The street cumbia band

The street cumbia band

“Mompós has some great musicians, are you from Mompós?”

“Look at me,” I say, lifting my facemask, “really?”

His companions laugh at the lead musician. It’s in the costeño nature to laugh and tease. 

“Sure, he may have a costeño accent, but he’s not momposino,” said another. 

It’s a break in my day. I heard the street cumbia band doing the rounds in the neighbourhood and so I decided to walk the dog, give them some money and share a few words. They’re happy with the 5000 pesos, all that I have in my pocket, that I give them. 

“Where are you from,” I ask. Two are from Barranquilla, one from San Martin de Loba and the other from Cerete. Their music is good and the rhythm of the mapale in their first reproduction was flawless and then their rendition of the more simplistic merengue, well it goes without saying. 

At the moment life feels as if suspended and repetitive and this brief conversation is something out of the norm in what is pointlessly referred to as “the new normal.” A neighbour from Barranquilla has come down as well to offer freshly squeezed juice to the musicians. 

Every weekday takes on a similar schedule of organizing my five-year-old for virtual classes and homework.
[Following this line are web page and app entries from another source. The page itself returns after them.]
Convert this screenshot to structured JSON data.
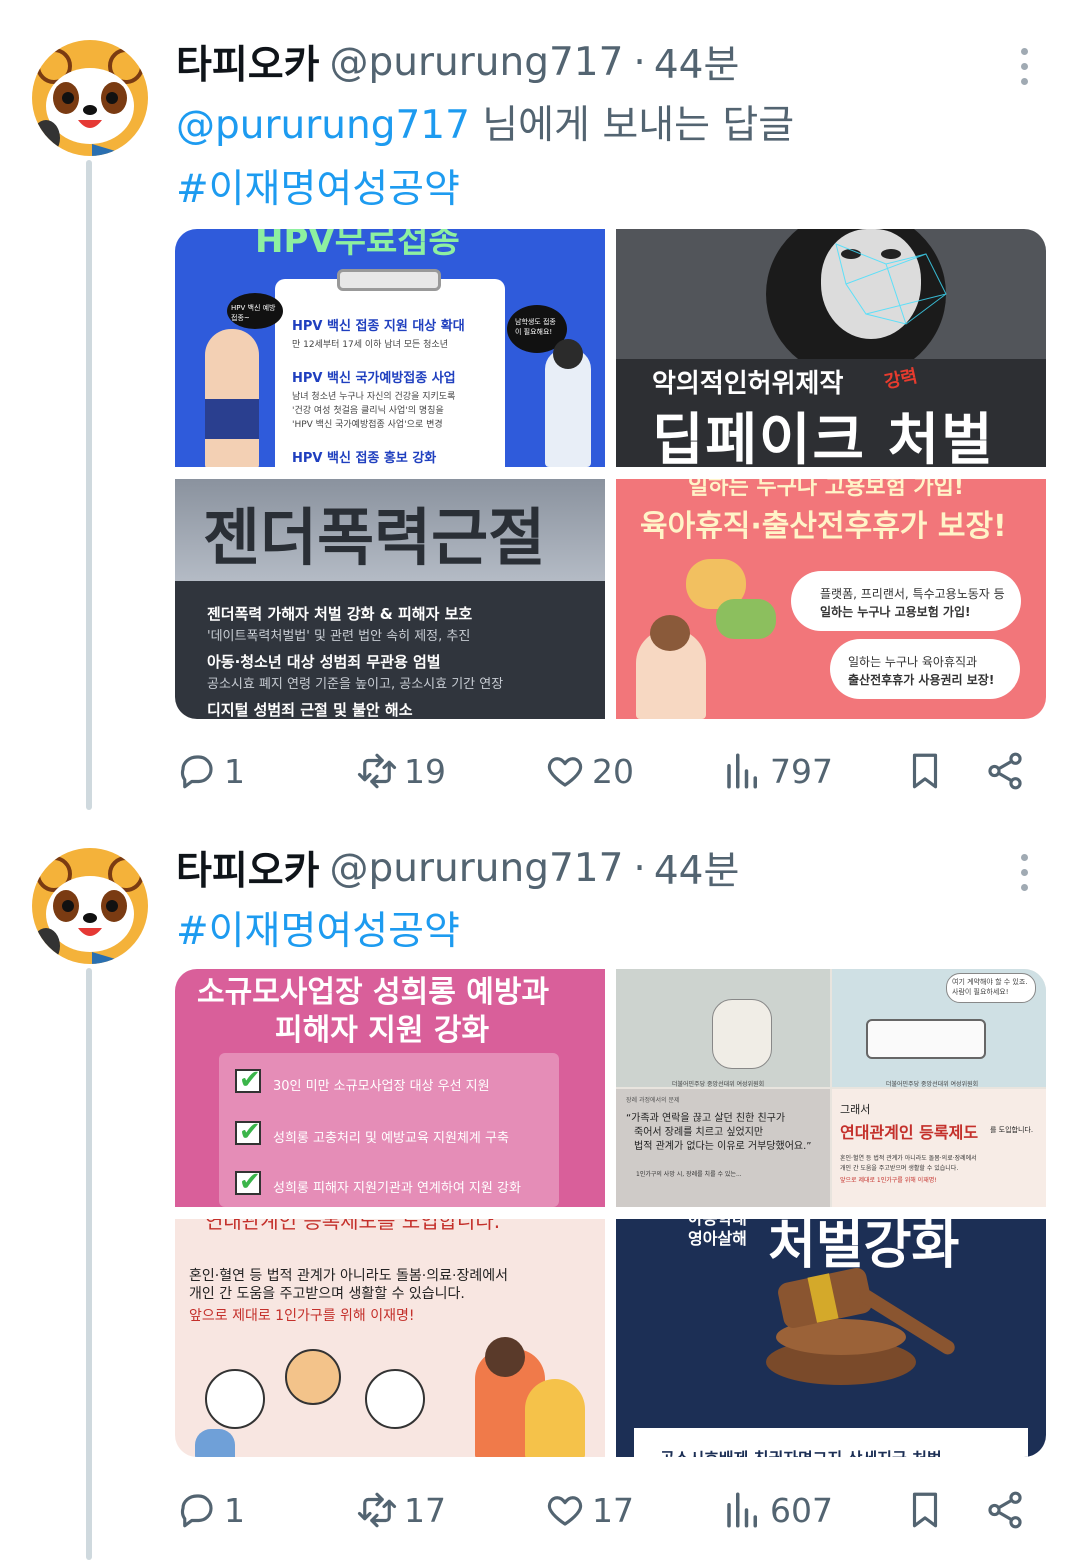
{
  "tweets": [
    {
      "author": {
        "name": "타피오카",
        "handle": "@pururung717",
        "time": "44분"
      },
      "reply_mention": "@pururung717",
      "reply_suffix": "님에게 보내는 답글",
      "hashtag": "#이재명여성공약",
      "media": [
        {
          "title_top": "HPV무료접종",
          "bubble_left": "HPV 백신 예방접종~",
          "bubble_right": "남학생도 접종이 필요해요!",
          "h1": "HPV 백신 접종 지원 대상 확대",
          "p1": "만 12세부터 17세 이하 남녀 모든 청소년",
          "h2": "HPV 백신 국가예방접종 사업",
          "p2a": "남녀 청소년 누구나 자신의 건강을 지키도록",
          "p2b": "'건강 여성 첫걸음 클리닉 사업'의 명칭을",
          "p2c": "'HPV 백신 국가예방접종 사업'으로 변경",
          "h3": "HPV 백신 접종 홍보 강화"
        },
        {
          "line1": "악의적인허위제작",
          "stamp": "강력",
          "line2": "딥페이크 처벌"
        },
        {
          "title": "젠더폭력근절",
          "h1": "젠더폭력 가해자 처벌 강화 & 피해자 보호",
          "p1": "'데이트폭력처벌법' 및 관련 법안 속히 제정, 추진",
          "h2": "아동·청소년 대상 성범죄 무관용 엄벌",
          "p2": "공소시효 폐지 연령 기준을 높이고, 공소시효 기간 연장",
          "h3": "디지털 성범죄 근절 및 불안 해소"
        },
        {
          "top": "일하는 누구나 고용보험 가입!",
          "title": "육아휴직·출산전후휴가 보장!",
          "b1a": "플랫폼, 프리랜서, 특수고용노동자 등",
          "b1b": "일하는 누구나 고용보험 가입!",
          "b2a": "일하는 누구나 육아휴직과",
          "b2b": "출산전후휴가 사용권리 보장!"
        }
      ],
      "stats": {
        "replies": "1",
        "reposts": "19",
        "likes": "20",
        "views": "797"
      }
    },
    {
      "author": {
        "name": "타피오카",
        "handle": "@pururung717",
        "time": "44분"
      },
      "hashtag": "#이재명여성공약",
      "media": [
        {
          "title1": "소규모사업장 성희롱 예방과",
          "title2": "피해자 지원 강화",
          "items": [
            "30인 미만 소규모사업장 대상 우선 지원",
            "성희롱 고충처리 및 예방교육 지원체계 구축",
            "성희롱 피해자 지원기관과 연계하여 지원 강화"
          ]
        },
        {
          "caption1": "더불어민주당 중앙선대위 여성위원회",
          "caption2": "더불어민주당 중앙선대위 여성위원회",
          "bubble": "여기 계약해야 할 수 있죠. 사람이 필요하세요!",
          "src": "장례 과정에서의 문제",
          "quote1": "“가족과 연락을 끊고 살던 친한 친구가",
          "quote2": "죽어서 장례를 치르고 싶었지만",
          "quote3": "법적 관계가 없다는 이유로 거부당했어요.”",
          "note": "1인가구의 사망 시, 장례를 치를 수 있는...",
          "then": "그래서",
          "system": "연대관계인 등록제도",
          "system_suffix": "를 도입합니다.",
          "desc1": "혼인·혈연 등 법적 관계가 아니라도 돌봄·의료·장례에서",
          "desc2": "개인 간 도움을 주고받으며 생활할 수 있습니다.",
          "desc3": "앞으로 제대로 1인가구를 위해 이재명!"
        },
        {
          "top": "연대관계인 등록제도를 도입합니다.",
          "p1": "혼인·혈연 등 법적 관계가 아니라도 돌봄·의료·장례에서",
          "p2": "개인 간 도움을 주고받으며 생활할 수 있습니다.",
          "p3": "앞으로 제대로 1인가구를 위해 이재명!"
        },
        {
          "small1": "아동학대",
          "small2": "영아살해",
          "big": "처벌강화",
          "bottom": "공소시효배제   친권자면그지   상세지금 처벌"
        }
      ],
      "stats": {
        "replies": "1",
        "reposts": "17",
        "likes": "17",
        "views": "607"
      }
    }
  ]
}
I’m one music class homework away from a total meltdown, ta ta tati ta ta…and so on. 

This is therefore a break from the routine. I am curious to know how much the musicians earn. 

“On a day like today (Thursday) we could make as much as 100 thousand pesos each.” 

That’s US$28, not bad for Colombia.

“We don’t work Mondays and Tuesdays as we’ve found people to be less receptive on those days. Saturday is the big earner where we can get around 200 thousand pesos each.” 

The Barranquillera chimes in: “Do you play around the Calle 113 and 15? That’s where all the costeños are?” 

“Yes, that’s our public and on the weekend, they are in high spirits. Anything to remind them of su tierrita,” says the vocalist.

They’re happy to talk and I’m happy to listen. Another day in this week to week existence in Bogotá under government instated Mandatory Selective Isolation.


Richard McColl hosts the weekly podcast, Colombia Calling which can be streamed or downladed on all platforms. Support the podcast on Patreon or buy him a coffee!

About Richard

Anglo-Canadian resident in Colombia. Journalist, Writer, Hotelier, Expedition Guide
This entry was posted in Colombia Calling, Journalism and tagged , , , , , , , . Bookmark the permalink.